To those who want to eliminate the legislative filibuster to pass the For the People Act (voting-rights legislation I support and have co-sponsored), I would ask: Would it be good for our country if we did, only to see that legislation rescinded a few years from now and replaced by a nationwide voter-ID law or restrictions on voting by mail in federal elections, over the objections of the minority?
The response to Sinema is simple: Would it be good for our country to allow a minority to enact laws that strip American voters of their power to duly elect who represents them and their interests and potentially establish political conditions that further promote and entrench the possibility of minority rule?
Democracy is under siege now, and people’s rights need to be protected now. When it comes to looking down the road, it is best to cross that proverbial bridge when we get to it, lest the Republicans burn that bridge now. Sinema’s political patience may very well in result in there being no democracy to save a few years from now.
She continues to ignore political reality. As a last example, take the fact that not one Republican voted for the American Rescue Plan Act, despite not just the dire and desperate need of Americans but despite also the fact that the majority of Americans supported the legislation. Republicans disregarded the will of the people they are supposed to represent.
Sinema is upholding a distorted version of democratic process that would enable Republicans to annihilate democracy through those very processes.
A look at the Supreme Court makes this point clear.
Senator Mitch McConnell eliminated the filibuster when it came to approving justices to the Supreme Court. In the final months of Trump’s damaging presidency, McConnell pushed through the appointment of Amy Coney Barrett to the Supreme Court—with a simple majority.

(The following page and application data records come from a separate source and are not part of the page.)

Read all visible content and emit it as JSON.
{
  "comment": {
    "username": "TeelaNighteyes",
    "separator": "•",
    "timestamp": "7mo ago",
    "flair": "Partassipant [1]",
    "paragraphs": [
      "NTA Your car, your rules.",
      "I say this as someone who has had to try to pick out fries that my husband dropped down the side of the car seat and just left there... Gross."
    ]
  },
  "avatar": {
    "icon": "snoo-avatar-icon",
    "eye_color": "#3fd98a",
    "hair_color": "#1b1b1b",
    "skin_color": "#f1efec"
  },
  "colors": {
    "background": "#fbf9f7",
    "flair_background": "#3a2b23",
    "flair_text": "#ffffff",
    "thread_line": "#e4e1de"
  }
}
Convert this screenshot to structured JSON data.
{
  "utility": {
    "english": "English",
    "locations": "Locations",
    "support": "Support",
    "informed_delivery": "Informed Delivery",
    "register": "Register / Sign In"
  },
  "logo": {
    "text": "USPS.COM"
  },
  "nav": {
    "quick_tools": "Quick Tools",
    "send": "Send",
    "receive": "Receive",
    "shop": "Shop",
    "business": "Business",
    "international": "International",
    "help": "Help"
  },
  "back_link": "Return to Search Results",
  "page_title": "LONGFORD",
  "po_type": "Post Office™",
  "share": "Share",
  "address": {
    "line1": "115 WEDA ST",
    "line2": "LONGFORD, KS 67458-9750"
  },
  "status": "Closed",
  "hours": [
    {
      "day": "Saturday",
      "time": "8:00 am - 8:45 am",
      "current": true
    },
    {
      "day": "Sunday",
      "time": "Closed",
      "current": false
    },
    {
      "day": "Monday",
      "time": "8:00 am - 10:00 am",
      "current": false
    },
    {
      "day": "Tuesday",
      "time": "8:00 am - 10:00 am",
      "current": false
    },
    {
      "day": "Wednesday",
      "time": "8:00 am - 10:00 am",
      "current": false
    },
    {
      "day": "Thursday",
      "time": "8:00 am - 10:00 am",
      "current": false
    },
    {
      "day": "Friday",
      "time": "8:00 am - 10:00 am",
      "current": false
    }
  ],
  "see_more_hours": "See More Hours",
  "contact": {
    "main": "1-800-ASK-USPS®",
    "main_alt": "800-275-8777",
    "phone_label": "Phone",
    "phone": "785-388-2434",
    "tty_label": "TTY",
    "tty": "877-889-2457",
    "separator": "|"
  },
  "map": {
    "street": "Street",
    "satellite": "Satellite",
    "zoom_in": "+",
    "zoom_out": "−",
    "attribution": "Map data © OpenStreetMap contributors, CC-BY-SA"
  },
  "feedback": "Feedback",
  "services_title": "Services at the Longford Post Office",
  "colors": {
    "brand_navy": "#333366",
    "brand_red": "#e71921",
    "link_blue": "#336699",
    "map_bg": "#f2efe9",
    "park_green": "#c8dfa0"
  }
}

Let’s stress this last point. McConnell only needed a simple majority to approve Barrett because he was perfectly happy to eliminate the filibuster rule in 2017 when it came to confirming Supreme Court Justices. That was one of those “carve outs.”
Let’s think about that. When it comes to appointing the nine people, our Supreme Court Justices, who exert an incredible amount of decision-making power the lives of Americans, it’s ok to have a simple majority hold sway in selecting this elite minority to make some of the most crucial and far-reaching decisions about our lives.
But we can’t have 51 representatives the people actually elect make momentous decisions in their governing roles?
This situation is truly bizarre and defies logic, revealing the fundamental truth of the filibuster: it is simply yet another mechanism to enable minority rule and prevent democracy from coming to full maturity in America.
And we saw just recently the impact of McConnell’s tactics, as last week the severely right-wing Supreme Court further gutted the Voting Rights Act, again hobbling the American voters from participating in democracy and again disarming a majority rule.
As I’ve written about in the pages of PoliticusUsa, Chief Justice John Roberts got this ball rolling back in 2013, effectively declaring the obsolescence of many provisions of the Voting Rights Act because, in his view, racism was a thing of the past.
Roberts’ denial of reality rivals Sinema’s.
And what we see is how Sinema and the Supreme Court, empowered and enabled by the filibuster, have through the supposedly “democratic processes” Congress invented, extra-constitutionally, invited extremism into mainstream American politics.
Tim Libretti is a professor of U.S. literature and culture at a state university in Chicago. A long-time progressive voice, he has published many academic and journalistic articles on culture, class, race, gender, and politics, for which he has received awards from the Working Class Studies Association, the International Labor Communications Association, the National Federation of Press Women, and the Illinois Woman’s Press Association.